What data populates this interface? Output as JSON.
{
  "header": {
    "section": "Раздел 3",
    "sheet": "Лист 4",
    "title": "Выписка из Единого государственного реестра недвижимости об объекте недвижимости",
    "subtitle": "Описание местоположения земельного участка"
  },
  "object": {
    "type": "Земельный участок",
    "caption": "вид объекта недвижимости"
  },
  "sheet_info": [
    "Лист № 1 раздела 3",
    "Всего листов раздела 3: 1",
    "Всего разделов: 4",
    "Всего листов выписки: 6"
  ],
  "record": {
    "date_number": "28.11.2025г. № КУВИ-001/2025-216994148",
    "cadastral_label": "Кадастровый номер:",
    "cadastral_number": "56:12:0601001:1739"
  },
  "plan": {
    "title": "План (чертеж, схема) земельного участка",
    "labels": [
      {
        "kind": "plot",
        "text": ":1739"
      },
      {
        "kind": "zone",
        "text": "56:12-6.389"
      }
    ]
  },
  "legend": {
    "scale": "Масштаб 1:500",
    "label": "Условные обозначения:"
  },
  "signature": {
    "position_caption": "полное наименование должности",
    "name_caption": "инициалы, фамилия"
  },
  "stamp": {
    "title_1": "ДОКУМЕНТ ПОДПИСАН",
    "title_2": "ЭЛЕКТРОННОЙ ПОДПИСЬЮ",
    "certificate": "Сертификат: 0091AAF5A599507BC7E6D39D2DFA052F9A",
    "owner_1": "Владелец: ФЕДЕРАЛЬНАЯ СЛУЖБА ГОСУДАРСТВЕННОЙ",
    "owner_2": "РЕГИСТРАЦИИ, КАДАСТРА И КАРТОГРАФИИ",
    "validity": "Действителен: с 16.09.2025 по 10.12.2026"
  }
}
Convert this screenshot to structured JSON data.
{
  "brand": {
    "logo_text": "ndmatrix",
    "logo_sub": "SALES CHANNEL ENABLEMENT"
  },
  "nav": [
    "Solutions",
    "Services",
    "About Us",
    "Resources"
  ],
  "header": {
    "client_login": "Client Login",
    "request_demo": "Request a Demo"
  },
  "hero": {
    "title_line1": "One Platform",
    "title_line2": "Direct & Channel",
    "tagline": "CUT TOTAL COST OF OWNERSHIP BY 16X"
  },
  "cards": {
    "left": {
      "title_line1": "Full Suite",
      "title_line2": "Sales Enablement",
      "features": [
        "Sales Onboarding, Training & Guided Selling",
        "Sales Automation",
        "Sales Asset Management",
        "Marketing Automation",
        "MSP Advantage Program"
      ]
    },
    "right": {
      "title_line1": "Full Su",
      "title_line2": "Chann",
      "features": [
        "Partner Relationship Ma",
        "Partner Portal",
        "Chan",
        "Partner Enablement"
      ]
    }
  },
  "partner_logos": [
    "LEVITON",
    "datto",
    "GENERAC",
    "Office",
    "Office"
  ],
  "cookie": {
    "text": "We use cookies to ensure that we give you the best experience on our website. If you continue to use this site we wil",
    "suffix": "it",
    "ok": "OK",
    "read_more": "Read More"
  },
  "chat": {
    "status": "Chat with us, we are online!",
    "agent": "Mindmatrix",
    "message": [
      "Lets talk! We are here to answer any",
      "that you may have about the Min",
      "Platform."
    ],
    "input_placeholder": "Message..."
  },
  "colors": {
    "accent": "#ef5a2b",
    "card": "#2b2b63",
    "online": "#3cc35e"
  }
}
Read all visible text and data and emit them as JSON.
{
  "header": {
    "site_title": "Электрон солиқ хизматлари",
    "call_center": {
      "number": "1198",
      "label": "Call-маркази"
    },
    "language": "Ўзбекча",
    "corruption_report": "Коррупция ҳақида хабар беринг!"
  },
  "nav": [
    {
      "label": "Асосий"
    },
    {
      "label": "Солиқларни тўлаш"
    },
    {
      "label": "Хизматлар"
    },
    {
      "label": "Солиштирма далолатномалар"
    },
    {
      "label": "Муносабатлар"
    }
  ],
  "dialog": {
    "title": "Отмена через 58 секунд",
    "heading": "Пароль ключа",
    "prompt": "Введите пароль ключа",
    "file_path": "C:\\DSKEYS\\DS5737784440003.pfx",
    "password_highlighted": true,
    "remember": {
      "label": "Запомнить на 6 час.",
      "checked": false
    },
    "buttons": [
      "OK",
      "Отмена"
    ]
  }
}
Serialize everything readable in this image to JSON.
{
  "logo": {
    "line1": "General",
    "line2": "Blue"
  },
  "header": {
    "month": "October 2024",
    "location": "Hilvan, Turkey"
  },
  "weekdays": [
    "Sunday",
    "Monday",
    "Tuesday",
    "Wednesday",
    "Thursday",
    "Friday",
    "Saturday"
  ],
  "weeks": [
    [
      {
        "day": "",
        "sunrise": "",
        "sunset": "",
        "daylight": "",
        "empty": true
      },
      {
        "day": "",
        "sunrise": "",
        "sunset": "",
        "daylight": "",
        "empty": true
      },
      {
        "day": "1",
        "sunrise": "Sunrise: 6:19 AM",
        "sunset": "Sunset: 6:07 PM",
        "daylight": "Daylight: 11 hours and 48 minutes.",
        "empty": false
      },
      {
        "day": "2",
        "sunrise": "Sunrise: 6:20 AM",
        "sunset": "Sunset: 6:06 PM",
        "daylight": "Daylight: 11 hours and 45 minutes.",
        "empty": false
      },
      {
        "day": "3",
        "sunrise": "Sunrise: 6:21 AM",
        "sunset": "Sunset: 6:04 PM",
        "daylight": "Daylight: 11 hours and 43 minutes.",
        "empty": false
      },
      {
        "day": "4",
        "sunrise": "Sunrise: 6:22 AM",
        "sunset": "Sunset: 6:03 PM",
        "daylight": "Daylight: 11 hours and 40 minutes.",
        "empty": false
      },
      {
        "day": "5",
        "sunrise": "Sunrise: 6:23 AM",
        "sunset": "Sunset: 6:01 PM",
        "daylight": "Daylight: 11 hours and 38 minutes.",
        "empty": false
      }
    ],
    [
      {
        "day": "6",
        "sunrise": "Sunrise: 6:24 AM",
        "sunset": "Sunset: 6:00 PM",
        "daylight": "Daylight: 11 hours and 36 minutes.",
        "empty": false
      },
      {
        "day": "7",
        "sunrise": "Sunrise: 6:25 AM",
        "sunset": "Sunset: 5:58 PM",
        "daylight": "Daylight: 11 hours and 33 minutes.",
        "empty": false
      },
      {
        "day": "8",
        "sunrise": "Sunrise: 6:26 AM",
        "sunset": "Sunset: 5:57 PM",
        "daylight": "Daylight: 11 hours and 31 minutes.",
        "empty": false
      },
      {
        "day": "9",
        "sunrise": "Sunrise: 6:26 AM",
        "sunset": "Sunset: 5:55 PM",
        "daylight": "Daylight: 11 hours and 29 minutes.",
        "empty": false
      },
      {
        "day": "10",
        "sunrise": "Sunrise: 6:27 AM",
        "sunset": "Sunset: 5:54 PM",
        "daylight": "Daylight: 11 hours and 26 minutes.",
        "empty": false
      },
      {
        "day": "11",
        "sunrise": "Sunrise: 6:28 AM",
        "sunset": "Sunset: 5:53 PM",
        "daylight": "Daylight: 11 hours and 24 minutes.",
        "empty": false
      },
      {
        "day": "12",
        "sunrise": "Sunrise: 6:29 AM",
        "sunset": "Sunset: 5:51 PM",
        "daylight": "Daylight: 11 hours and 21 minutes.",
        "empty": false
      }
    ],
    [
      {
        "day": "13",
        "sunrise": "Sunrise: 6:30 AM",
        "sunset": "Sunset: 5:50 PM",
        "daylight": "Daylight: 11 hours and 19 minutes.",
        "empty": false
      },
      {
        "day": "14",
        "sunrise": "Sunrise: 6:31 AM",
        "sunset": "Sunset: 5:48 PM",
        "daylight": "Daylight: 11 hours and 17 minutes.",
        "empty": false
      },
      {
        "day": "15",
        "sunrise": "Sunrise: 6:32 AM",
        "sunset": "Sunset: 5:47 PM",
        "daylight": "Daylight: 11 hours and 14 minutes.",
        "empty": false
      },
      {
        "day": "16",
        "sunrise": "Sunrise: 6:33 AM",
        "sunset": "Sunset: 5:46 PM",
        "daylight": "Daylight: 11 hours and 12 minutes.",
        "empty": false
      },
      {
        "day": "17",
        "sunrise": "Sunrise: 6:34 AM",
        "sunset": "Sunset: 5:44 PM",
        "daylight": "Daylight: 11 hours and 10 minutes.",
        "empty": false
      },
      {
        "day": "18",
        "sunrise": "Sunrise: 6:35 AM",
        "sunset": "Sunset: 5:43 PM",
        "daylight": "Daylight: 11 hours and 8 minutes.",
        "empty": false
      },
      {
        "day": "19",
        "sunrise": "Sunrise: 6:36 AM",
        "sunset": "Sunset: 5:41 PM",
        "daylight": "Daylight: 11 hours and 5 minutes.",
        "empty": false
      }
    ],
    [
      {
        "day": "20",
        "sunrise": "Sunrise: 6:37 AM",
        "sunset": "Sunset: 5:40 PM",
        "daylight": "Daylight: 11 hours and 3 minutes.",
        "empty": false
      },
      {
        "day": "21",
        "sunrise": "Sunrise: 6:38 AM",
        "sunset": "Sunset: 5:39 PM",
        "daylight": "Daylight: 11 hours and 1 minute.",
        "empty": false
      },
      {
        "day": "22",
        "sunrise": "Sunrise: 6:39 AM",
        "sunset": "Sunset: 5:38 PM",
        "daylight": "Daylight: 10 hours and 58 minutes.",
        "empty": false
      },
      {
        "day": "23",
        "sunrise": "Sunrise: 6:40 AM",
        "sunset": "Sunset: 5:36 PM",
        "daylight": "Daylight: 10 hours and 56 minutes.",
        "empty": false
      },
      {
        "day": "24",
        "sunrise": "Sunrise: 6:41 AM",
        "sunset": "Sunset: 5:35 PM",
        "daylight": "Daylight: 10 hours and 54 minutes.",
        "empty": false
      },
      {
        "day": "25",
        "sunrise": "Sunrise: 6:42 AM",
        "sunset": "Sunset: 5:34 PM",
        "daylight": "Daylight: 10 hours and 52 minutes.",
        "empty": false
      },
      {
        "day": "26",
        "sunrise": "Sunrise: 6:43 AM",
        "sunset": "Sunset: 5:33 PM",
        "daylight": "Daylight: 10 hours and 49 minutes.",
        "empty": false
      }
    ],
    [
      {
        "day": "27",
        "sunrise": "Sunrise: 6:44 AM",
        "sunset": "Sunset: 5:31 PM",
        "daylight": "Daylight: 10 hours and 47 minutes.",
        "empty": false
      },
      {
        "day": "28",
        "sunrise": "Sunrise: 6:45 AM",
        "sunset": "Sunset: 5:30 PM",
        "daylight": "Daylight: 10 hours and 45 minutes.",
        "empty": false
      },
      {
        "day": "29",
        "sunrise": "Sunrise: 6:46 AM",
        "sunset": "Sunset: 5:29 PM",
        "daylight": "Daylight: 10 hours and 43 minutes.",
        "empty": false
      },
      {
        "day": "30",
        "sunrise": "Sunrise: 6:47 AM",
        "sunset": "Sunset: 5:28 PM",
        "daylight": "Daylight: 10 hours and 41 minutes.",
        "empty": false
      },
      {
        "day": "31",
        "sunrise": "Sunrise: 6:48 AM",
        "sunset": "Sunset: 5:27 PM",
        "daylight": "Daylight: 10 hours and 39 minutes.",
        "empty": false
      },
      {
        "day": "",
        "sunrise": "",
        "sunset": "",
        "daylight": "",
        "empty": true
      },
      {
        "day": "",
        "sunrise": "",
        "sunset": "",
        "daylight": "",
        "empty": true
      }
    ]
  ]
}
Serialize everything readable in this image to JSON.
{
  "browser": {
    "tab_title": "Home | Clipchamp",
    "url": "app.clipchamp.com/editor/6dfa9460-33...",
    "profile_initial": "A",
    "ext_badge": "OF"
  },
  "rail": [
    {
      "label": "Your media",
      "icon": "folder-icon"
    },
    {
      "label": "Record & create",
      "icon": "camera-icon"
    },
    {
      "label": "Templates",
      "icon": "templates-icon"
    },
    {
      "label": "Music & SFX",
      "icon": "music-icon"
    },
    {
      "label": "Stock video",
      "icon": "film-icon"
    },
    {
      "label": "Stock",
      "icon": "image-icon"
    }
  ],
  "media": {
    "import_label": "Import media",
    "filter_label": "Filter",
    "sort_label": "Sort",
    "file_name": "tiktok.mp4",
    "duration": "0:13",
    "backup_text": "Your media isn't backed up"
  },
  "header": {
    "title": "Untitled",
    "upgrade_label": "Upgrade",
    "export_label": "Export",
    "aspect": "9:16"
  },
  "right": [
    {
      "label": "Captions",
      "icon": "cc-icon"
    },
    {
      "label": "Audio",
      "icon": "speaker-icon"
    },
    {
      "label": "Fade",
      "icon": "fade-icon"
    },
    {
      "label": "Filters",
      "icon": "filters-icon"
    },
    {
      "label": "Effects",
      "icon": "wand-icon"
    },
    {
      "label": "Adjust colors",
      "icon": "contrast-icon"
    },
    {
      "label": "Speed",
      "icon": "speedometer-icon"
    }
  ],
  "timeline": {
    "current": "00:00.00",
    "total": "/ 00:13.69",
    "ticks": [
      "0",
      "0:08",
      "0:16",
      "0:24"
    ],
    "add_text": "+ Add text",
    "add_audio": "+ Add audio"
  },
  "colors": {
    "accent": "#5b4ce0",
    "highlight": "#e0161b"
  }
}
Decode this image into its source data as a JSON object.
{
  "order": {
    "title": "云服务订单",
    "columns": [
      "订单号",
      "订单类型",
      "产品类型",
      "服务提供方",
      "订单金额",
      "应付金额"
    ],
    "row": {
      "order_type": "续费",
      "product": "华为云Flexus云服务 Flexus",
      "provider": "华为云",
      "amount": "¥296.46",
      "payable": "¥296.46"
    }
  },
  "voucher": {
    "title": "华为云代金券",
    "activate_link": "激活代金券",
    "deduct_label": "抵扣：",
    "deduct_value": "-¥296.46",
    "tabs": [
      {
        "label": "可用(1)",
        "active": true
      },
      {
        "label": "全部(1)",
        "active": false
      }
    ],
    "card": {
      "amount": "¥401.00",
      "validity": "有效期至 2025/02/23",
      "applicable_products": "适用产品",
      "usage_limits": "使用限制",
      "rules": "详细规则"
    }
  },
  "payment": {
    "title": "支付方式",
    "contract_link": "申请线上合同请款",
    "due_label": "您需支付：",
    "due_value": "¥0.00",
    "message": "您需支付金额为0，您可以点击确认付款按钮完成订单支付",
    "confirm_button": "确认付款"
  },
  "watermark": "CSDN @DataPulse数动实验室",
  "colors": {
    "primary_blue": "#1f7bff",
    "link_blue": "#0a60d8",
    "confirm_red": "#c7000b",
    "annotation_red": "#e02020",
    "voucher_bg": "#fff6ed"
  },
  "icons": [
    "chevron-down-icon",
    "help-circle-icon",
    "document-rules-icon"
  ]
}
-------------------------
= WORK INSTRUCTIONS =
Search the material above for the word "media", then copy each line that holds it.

= EXERCISE ANSWER =
      "label": "Your media",
  "media": {
    "import_label": "Import media",
    "backup_text": "Your media isn't backed up"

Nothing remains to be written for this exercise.